Microsoft Corp currently is not weighing an offer for Salesforce.com Inc, two people familiar with the matter said on Thursday, dampening speculation that Microsoft could be drawn into bidding for the cloud software company.
Bloomberg News, citing people with knowledge of the matter, reported earlier this week that Microsoft was evaluating a bid for Salesforce after the latter was approached by another unnamed would-be buyer.
Microsoft considers Salesforce's current market valuation expensive, one of the people said. It is possible that Microsoft could review a bid for Salesforce in the long term, the other person said.
The sources asked not to be identified because the deliberations are confidential.
Microsoft and Salesforce both declined to comment.
San Francisco-based Salesforce is No. 1 in the $23 billion-a-year customer relationship management (CRM) market, according to tech research firm Gartner. It helps corporations organize and track sales calls and leads.
Salesforce's services are entirely provided over the cloud, with no software directly installed on PCs. Oracle and Microsoft, which were relatively late to the cloud model, have much smaller online CRM revenues.
As a result, Microsoft and several other big software companies are seeking to beef up their presence in cloud computing.
Yet any deal for Salesforce, which has a market capitalization of $49 billion, would be pricey. Salesforce's shares, which have risen 48 percent in the last 12 months, trade at 106.8 times the company's forward earnings, well above Microsoft's multiple of 19.1, according to Thomson Reuters data.
Last month, Oracle Chief Executive Safra Catz said her company could benefit if Microsoft or another rival bought Salesforce.com.
"It would cause a lot of disruption in that market and so I would view that as something that would be helpful to us, especially in the short or medium term, dependent on who it was," Catz said. She declined to comment on whether Oracle had made an approach to buy Salesforce.
Another potential buyer for Salesforce has ruled itself out. SAP SE Chief Executive Bill McDermott said earlier this week his company has "zero interest" in its software rival.
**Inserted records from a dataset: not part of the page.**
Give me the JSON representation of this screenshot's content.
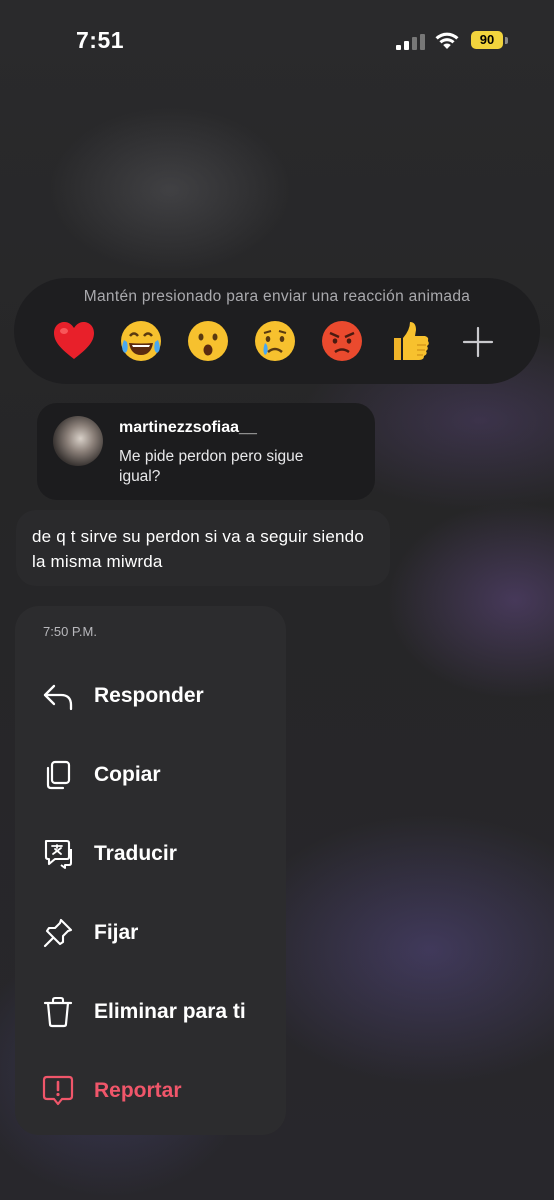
{
  "status_bar": {
    "time": "7:51",
    "battery": "90",
    "battery_color": "#f2d43d"
  },
  "reactions": {
    "hint": "Mantén presionado para enviar una reacción animada",
    "emojis": [
      {
        "name": "red-heart",
        "char": "❤️"
      },
      {
        "name": "tears-of-joy",
        "char": "😂"
      },
      {
        "name": "astonished",
        "char": "😮"
      },
      {
        "name": "crying",
        "char": "😢"
      },
      {
        "name": "angry",
        "char": "😡"
      },
      {
        "name": "thumbs-up",
        "char": "👍"
      }
    ],
    "more_icon": "plus-icon"
  },
  "reply": {
    "username": "martinezzsofiaa__",
    "text": "Me pide perdon pero sigue igual?"
  },
  "message": {
    "text": "de q t sirve su perdon si va a seguir siendo la misma miwrda"
  },
  "menu": {
    "timestamp": "7:50 P.M.",
    "items": [
      {
        "label": "Responder",
        "icon": "reply-icon"
      },
      {
        "label": "Copiar",
        "icon": "copy-icon"
      },
      {
        "label": "Traducir",
        "icon": "translate-icon"
      },
      {
        "label": "Fijar",
        "icon": "pin-icon"
      },
      {
        "label": "Eliminar para ti",
        "icon": "trash-icon"
      },
      {
        "label": "Reportar",
        "icon": "report-icon",
        "color": "#f0566a"
      }
    ]
  }
}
"We have never bought something that was impaired and in decline," he said, saying that Salesforce's cloud computing software was becoming commoditized.